PROMPT -> Search the data for the word "error". Reproduce every line where it is found.

SOURCE MATERIAL ->
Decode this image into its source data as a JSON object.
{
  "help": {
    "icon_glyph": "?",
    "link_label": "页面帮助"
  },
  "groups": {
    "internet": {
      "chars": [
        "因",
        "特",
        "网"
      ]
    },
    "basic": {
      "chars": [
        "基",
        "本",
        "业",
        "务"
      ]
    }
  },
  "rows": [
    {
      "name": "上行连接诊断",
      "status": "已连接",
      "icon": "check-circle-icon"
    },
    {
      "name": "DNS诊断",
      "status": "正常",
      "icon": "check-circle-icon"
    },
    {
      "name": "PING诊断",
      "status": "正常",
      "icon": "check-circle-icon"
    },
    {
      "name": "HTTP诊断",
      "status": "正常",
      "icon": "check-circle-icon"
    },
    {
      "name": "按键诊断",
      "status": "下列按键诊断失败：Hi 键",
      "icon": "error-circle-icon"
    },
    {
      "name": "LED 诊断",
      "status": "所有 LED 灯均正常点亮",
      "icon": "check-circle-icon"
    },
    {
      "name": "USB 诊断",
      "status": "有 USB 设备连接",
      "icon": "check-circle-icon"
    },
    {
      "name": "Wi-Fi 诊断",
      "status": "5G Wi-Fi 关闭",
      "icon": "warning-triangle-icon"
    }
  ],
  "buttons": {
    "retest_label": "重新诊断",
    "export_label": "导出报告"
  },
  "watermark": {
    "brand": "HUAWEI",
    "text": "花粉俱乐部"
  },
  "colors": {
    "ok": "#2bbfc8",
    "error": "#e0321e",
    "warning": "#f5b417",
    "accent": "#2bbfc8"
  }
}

TASK OUTPUT ->
      "icon": "error-circle-icon"
    "error": "#e0321e",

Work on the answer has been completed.